◆ Available data ◆

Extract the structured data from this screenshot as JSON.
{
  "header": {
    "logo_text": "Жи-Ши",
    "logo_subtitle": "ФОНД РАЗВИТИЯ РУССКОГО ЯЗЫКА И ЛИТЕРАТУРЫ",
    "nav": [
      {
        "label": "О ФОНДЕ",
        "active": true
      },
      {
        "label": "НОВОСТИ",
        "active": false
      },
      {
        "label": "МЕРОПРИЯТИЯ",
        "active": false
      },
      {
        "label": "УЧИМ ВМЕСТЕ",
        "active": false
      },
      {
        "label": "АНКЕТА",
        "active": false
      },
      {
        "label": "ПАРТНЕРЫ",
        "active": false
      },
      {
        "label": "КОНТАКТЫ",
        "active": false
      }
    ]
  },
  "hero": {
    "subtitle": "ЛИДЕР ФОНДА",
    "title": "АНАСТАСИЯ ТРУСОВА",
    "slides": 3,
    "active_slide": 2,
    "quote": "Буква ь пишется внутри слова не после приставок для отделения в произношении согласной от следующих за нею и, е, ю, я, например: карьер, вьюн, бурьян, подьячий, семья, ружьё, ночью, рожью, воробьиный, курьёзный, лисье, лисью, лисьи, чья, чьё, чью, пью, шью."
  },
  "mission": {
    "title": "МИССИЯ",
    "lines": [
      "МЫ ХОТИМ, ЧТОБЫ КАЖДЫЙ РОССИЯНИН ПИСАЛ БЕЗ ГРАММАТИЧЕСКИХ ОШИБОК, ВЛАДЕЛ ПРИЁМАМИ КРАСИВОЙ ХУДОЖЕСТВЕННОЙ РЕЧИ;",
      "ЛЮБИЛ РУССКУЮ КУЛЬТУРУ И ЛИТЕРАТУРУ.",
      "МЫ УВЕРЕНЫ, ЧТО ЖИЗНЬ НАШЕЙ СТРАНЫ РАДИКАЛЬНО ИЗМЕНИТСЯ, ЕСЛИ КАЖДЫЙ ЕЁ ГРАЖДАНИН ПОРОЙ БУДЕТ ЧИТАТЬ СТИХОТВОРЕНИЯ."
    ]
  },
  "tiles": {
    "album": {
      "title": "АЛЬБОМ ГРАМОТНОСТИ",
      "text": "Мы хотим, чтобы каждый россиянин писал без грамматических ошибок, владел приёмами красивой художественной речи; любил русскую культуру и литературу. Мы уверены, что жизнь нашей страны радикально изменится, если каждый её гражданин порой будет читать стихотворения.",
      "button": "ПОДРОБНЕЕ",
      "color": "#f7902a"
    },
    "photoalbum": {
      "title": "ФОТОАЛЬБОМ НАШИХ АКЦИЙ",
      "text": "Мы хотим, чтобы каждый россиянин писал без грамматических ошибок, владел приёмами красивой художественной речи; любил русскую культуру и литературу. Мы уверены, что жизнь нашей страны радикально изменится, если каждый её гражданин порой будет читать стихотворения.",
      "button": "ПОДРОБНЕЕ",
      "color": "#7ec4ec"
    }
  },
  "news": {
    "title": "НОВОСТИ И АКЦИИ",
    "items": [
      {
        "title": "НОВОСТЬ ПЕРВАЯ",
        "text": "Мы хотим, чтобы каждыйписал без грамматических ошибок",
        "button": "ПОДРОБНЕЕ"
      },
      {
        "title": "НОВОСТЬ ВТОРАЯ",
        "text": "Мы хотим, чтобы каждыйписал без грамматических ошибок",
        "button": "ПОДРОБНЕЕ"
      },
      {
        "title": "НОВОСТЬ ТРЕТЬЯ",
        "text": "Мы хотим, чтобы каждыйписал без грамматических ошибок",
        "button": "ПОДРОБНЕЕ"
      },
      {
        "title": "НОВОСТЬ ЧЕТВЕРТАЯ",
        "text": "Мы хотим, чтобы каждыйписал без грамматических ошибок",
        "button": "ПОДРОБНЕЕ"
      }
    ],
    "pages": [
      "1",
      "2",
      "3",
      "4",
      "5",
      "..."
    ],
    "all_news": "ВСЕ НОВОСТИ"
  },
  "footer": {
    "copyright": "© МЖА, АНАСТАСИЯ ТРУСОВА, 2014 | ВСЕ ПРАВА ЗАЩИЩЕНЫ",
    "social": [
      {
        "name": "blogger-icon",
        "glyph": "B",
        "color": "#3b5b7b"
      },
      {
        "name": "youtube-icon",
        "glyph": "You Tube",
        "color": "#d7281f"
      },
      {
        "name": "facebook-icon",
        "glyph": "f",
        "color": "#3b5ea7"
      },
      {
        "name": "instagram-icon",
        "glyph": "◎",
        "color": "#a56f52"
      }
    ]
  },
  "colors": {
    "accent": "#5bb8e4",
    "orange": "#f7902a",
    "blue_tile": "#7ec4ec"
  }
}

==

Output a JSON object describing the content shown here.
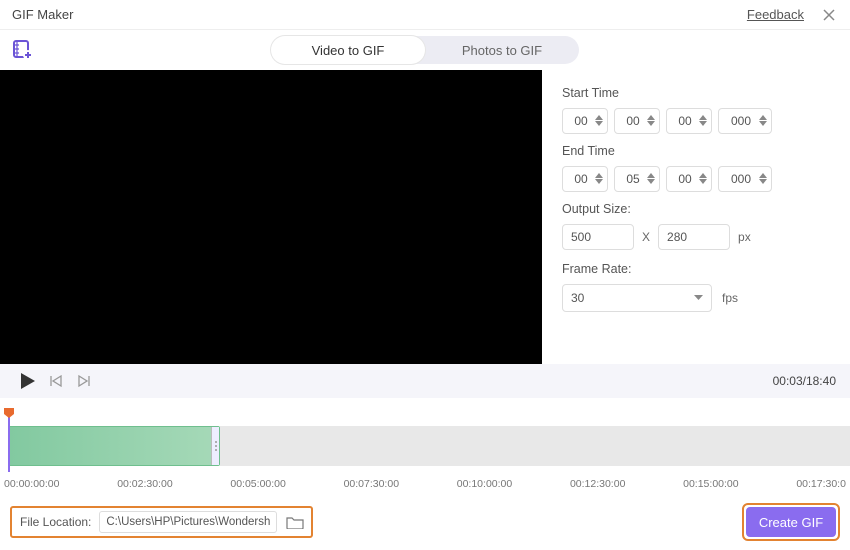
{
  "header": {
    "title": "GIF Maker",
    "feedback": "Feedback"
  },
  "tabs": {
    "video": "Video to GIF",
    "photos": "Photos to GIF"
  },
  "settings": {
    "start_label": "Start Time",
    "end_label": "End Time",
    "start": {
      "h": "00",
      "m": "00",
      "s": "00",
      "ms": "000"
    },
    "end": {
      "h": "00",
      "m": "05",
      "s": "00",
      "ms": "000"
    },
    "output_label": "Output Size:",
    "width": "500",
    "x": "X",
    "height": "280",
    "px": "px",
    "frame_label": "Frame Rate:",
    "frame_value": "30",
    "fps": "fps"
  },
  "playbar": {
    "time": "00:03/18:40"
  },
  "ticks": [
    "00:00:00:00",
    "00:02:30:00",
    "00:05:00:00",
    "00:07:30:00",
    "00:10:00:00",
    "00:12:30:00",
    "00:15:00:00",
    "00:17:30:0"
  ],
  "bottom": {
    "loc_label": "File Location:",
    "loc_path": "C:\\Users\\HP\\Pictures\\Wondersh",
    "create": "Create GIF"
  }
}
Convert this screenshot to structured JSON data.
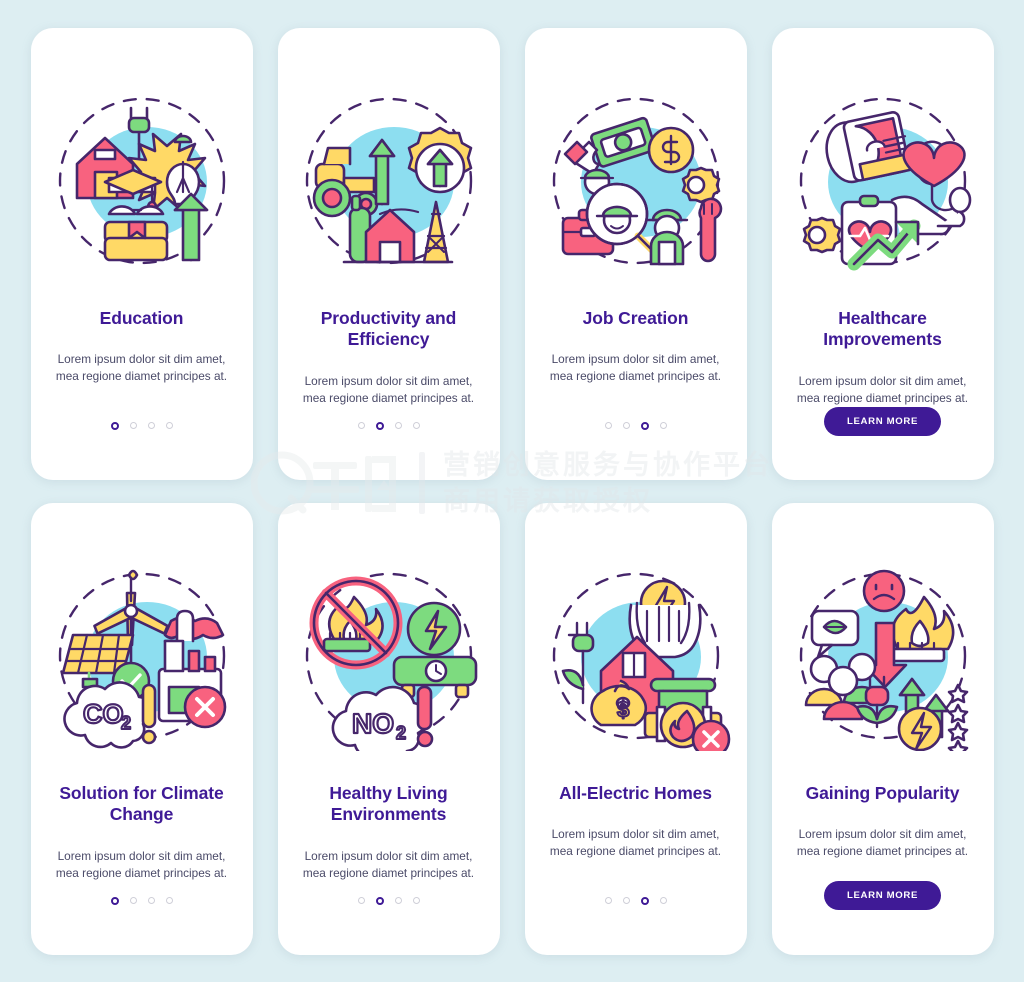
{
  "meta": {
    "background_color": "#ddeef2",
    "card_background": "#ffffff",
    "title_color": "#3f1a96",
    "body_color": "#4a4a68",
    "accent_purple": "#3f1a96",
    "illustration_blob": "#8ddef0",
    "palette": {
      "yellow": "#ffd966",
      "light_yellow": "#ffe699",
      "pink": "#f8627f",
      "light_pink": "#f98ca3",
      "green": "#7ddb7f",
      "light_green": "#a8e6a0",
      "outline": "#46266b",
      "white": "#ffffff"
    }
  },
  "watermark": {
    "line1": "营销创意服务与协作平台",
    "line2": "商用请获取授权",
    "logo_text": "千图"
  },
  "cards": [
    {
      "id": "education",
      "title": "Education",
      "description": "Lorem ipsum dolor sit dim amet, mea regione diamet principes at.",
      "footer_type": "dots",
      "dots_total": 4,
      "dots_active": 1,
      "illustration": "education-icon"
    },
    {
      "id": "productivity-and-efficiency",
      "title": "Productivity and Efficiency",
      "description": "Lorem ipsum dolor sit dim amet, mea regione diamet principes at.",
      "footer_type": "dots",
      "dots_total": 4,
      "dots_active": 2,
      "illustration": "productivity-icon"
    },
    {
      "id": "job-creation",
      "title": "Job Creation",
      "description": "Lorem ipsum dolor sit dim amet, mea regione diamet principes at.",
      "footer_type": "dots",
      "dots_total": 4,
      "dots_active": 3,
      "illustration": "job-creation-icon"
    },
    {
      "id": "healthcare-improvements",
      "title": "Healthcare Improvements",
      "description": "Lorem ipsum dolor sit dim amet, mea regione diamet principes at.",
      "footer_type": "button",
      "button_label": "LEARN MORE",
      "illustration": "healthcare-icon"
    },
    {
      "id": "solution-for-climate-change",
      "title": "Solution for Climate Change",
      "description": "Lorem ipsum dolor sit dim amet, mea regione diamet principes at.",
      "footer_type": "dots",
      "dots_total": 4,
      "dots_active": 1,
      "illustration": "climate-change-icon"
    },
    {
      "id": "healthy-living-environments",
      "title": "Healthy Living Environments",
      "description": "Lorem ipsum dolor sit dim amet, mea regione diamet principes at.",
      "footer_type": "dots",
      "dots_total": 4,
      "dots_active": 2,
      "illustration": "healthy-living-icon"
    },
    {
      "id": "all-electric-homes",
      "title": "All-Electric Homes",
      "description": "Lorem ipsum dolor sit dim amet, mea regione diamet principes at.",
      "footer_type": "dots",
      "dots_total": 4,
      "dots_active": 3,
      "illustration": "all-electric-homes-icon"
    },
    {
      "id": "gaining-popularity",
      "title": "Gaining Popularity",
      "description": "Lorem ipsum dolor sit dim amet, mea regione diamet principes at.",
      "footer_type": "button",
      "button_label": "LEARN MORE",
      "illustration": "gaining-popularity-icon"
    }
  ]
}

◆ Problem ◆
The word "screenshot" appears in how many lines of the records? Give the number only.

◆ Response area ◆
2